ABOUT THIS TASK.
Only the lines holding the word "icon" are wanted; copy each of them from the listing.

AVAILABLE DATA.
----------------
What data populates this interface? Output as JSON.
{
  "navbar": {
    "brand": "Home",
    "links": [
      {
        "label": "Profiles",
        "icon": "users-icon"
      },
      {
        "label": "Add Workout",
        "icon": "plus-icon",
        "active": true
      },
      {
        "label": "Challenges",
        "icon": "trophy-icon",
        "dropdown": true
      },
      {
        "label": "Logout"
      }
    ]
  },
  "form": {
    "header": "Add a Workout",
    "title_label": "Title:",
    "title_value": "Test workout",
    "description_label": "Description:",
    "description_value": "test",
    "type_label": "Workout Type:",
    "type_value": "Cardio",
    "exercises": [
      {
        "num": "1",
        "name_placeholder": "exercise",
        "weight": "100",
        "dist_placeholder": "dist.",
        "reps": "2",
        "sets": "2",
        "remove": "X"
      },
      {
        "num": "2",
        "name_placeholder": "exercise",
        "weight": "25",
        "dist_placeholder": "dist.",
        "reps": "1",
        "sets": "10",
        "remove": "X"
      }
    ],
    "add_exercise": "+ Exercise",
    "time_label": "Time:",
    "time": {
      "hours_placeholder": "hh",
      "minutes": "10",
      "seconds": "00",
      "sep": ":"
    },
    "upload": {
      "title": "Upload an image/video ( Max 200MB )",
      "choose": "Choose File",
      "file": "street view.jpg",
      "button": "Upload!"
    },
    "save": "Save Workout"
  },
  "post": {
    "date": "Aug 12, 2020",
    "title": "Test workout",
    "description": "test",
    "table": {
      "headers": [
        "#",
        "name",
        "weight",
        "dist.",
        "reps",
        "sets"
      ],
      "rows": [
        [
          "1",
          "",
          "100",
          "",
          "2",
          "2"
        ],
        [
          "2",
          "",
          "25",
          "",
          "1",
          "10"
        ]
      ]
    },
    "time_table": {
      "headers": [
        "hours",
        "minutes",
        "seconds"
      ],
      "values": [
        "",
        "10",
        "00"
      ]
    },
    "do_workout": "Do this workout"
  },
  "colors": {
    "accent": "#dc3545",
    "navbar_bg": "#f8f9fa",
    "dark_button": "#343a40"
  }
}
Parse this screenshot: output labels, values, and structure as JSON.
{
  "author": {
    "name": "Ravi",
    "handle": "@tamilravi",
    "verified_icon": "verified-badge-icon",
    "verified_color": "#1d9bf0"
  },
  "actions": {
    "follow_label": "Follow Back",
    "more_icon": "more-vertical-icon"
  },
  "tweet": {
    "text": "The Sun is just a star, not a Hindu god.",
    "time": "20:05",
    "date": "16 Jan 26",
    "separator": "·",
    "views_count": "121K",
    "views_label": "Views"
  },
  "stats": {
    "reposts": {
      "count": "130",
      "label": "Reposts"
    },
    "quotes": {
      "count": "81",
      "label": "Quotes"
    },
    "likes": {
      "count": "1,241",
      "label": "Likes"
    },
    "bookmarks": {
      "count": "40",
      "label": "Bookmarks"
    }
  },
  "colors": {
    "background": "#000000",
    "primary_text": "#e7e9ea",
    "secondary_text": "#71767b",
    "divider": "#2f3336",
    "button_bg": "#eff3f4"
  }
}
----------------
RESPONSE BOX.
        "icon": "users-icon"
        "icon": "plus-icon",
        "icon": "trophy-icon",
    "verified_icon": "verified-badge-icon",
    "more_icon": "more-vertical-icon"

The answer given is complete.